Beyond The Headlines
We don’t time the market; we don’t know how
Recently I had a conversation with a prospective client who wanted to know about our experience managing family fortunes over generations. Coming from a money manager who always likes to be fully invested, he was intrigued by our choice of holding some cash on the sidelines, ready to invest. “So, you’re timing the market?” he asked. I answered with a smile that we don’t time the market, we don’t know how.
As we at Sicart see it, “timing a market” would be an attempt to stay fully invested all the way to the top, yet at the same time hoping that we would be able to sell early enough to avoid the pain of a drawdown.
My friend Jake Taylor, in his recent investor letter, shared a chart (see below) that I found eye-opening. It shows what fraction of bull market gains were “repossessed,” or dissipated in the following bear market. Since 1933, five bear markets have wiped out more than 100% of preceding bull market gains. One of those times happened during my career, and two happened in the first five years of my partner’s François Sicart’s career (1969, 1973).
Source: UPFINA and January 2020, Investor Letter, Farnam Street Investments
In my almost forty-year lifetime, the U.S. market has endured 5 bear markets that took away half or more of preceding bull market gains.
As of early 2020, the S&P 500 hovered at 3,300 — a long way away from the low of 666 reached almost 11 years ago on March 6, 2009. If the index were to give back half of the gains earned during this longest-ever bull market, we would see a round 40% drop from current levels. If it were to relinquish all of its gain, we would see an eye-popping 80% drop from here. We certainly hope that won’t happen. However, we can’t help remembering that 2009 lows dipped below the previous low mark, when the S&P 500 dropped by 50% after the Internet Bubble burst. If history teaches us anything, it is that past downturns don’t necessarily represent the floor for even the most dramatic drawdown.
We are not trying to scare anyone away from the stock market, quite the contrary. If anything, we strongly believe that everyone should be a lifelong investor. We also believe that stock investing is a great path to not only preserving, but also growing family fortunes over generations.
However, the movements of the stock market are sometimes irrational. Extreme optimism follows extreme pessimism, greed alternates with fear. We wish we knew how to call market peaks and troughs but it’s harder than it looks. We remember well how some observers believed that early 1999 would bring the market peak, only to see NASDAQ (the technology index), double in the following 12 months. The bubble didn’t burst until March of 2000. Until not long ago, we have been hearing how just because the market has gone up a lot, it doesn’t mean it can’t go higher. Many have believed the Fed hasn’t finished pouring gas on the fire. In the meantime, short-sighted investors have been calling for more corporate buybacks that further bid up stock prices. Could we see the major indices climb another 100% from here? It’s not impossible. Anyone suffering from FOMO (fear of missing out) may get sucked in to the market frenzy.
Now, more recently, investors traded the risk of a market melt-up for the risk of a sudden sell-off. When I started writing this article, the U.S. stock market was reaching new highs with no signs of slowing down. As I’m putting finishing touches, we just witnessed a 1,000-point daily drop in the Dow Industrial Average with all major US-indices deep in red.
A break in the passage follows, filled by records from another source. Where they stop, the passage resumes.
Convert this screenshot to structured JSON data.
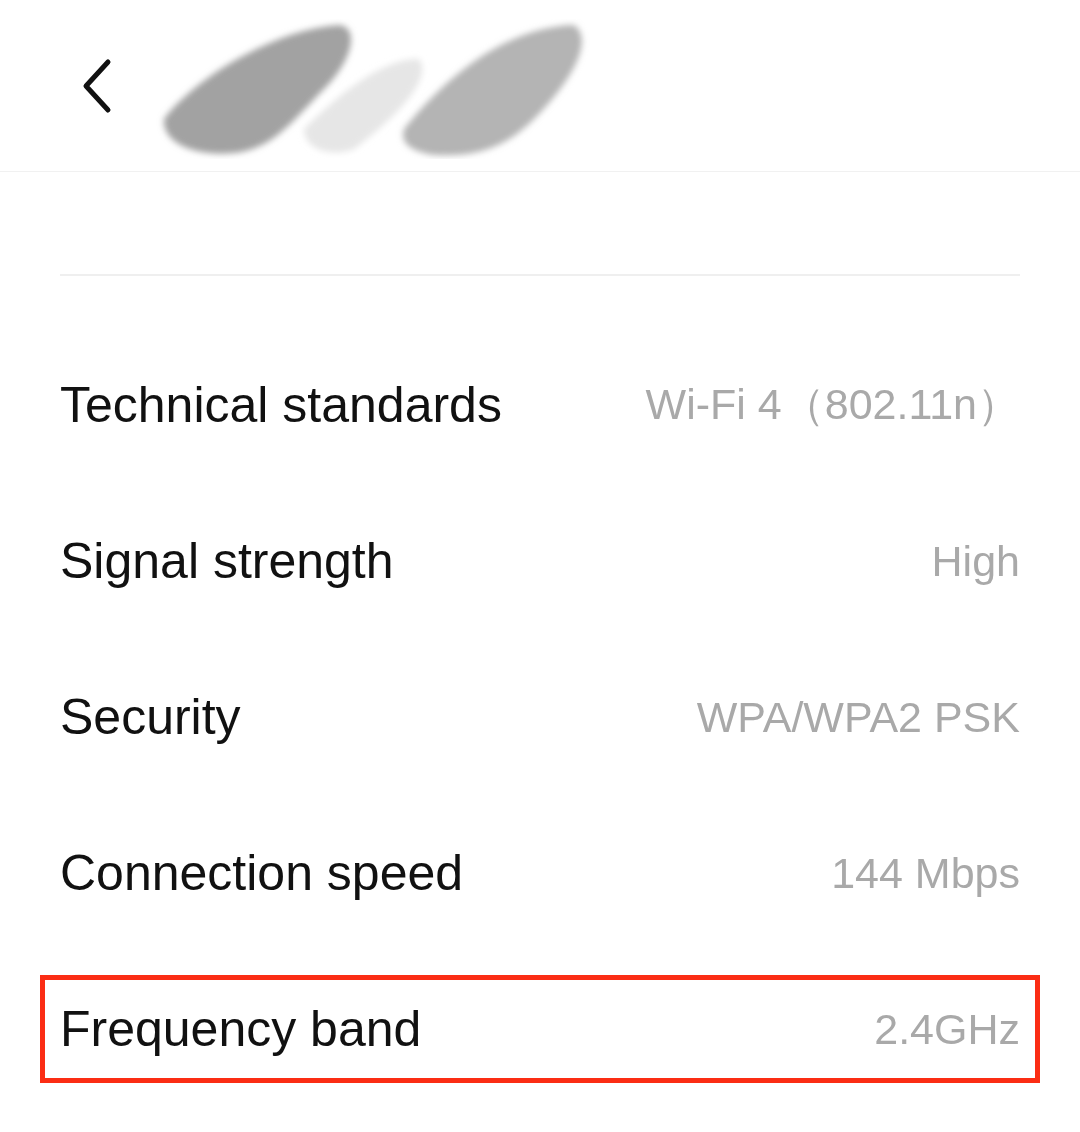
{
  "header": {
    "title_redacted": true
  },
  "details": [
    {
      "label": "Technical standards",
      "value": "Wi-Fi 4（802.11n）",
      "highlighted": false
    },
    {
      "label": "Signal strength",
      "value": "High",
      "highlighted": false
    },
    {
      "label": "Security",
      "value": "WPA/WPA2 PSK",
      "highlighted": false
    },
    {
      "label": "Connection speed",
      "value": "144 Mbps",
      "highlighted": false
    },
    {
      "label": "Frequency band",
      "value": "2.4GHz",
      "highlighted": true
    }
  ]
}
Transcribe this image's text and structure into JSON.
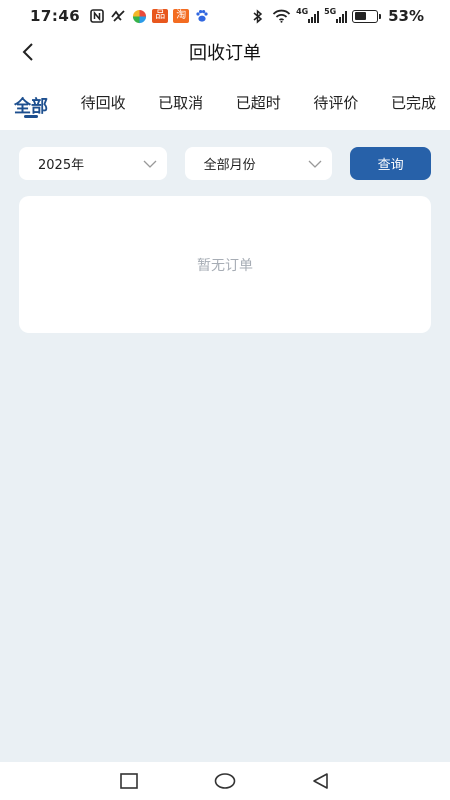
{
  "status_bar": {
    "time": "17:46",
    "left_icons": [
      "nfc-icon",
      "link-icon",
      "pinwheel-app-icon",
      "orange-app-icon",
      "taobao-app-icon",
      "paw-app-icon"
    ],
    "app_badges": [
      "品",
      "淘"
    ],
    "network_1": "4G",
    "network_2": "5G",
    "battery_level": 53,
    "battery_text": "53%"
  },
  "header": {
    "title": "回收订单",
    "back_icon": "chevron-left-icon"
  },
  "tabs": [
    {
      "label": "全部",
      "active": true
    },
    {
      "label": "待回收",
      "active": false
    },
    {
      "label": "已取消",
      "active": false
    },
    {
      "label": "已超时",
      "active": false
    },
    {
      "label": "待评价",
      "active": false
    },
    {
      "label": "已完成",
      "active": false
    }
  ],
  "filters": {
    "year": "2025年",
    "month": "全部月份",
    "dropdown_icon": "chevron-down-icon",
    "query_label": "查询"
  },
  "orders": {
    "empty_text": "暂无订单"
  },
  "colors": {
    "accent": "#2761a9",
    "active_tab": "#1d4f8f",
    "background": "#eaf0f4",
    "empty_text": "#a7adb5"
  },
  "system_nav": [
    "recents-square-icon",
    "home-circle-icon",
    "back-triangle-icon"
  ]
}
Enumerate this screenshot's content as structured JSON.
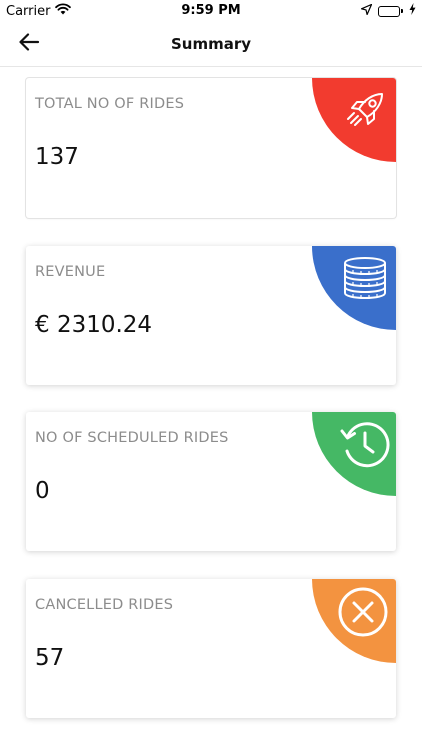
{
  "status_bar": {
    "carrier": "Carrier",
    "time": "9:59 PM",
    "wifi_icon": "wifi-icon",
    "location_icon": "location-arrow-icon",
    "battery_icon": "battery-icon",
    "charging_icon": "lightning-icon",
    "battery_level": 0.2
  },
  "nav": {
    "back_icon": "arrow-left-icon",
    "title": "Summary"
  },
  "cards": [
    {
      "label": "TOTAL NO OF RIDES",
      "value": "137",
      "icon": "rocket-icon",
      "color": "#f23b2f"
    },
    {
      "label": "REVENUE",
      "value": "€ 2310.24",
      "icon": "coins-icon",
      "color": "#3a6fcb"
    },
    {
      "label": "NO OF SCHEDULED RIDES",
      "value": "0",
      "icon": "history-clock-icon",
      "color": "#45b865"
    },
    {
      "label": "CANCELLED RIDES",
      "value": "57",
      "icon": "cancel-circle-icon",
      "color": "#f39340"
    }
  ]
}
A melt up, a sell-off, just correction? The important question remains how can we know when to get in, when to get out? We honestly confess that we don’t know. We also suspect that anyone who believes they do is deceiving him- or herself — not to mention anybody listening to them.
The best approach for us has been to gradually take money off the table, trim our most overvalued positions, and, if possible, replace them with holdings that are more attractively priced.
We don’t time the market because we don’t know how to. Instead, we choose each investment based on its merits. Our securities (stocks) are selected based on quality, purchased based on value, and held with the business owner’s mindset. When the picking gets slim, we let the cash position grow. In turbulent times, we shop for bargains with the cash we’ve kept on the sidelines for this very purpose.
We are patient and prepared for the shopping spree of a lifetime.
The information provided in this article represents the opinions of Sicart Associates, LLC (“Sicart”) and is expressed as of the date hereof and is subject to change. Sicart assumes no obligation to update or otherwise revise our opinions or this article. The observations and views expressed herein may be changed by Sicart at any time without notice.
This article is not intended to be a client‐specific suitability analysis or recommendation, an offer to participate in any investment, or a recommendation to buy, hold or sell securities. Do not use this report as the sole basis for investment decisions. Do not select an asset class or investment product based on performance alone. Consider all relevant information, including your existing portfolio, investment objectives, risk tolerance, liquidity needs and investment time horizon. This report is for general informational purposes only and is not intended to predict or guarantee the future performance of any individual security, market sector or the markets generally.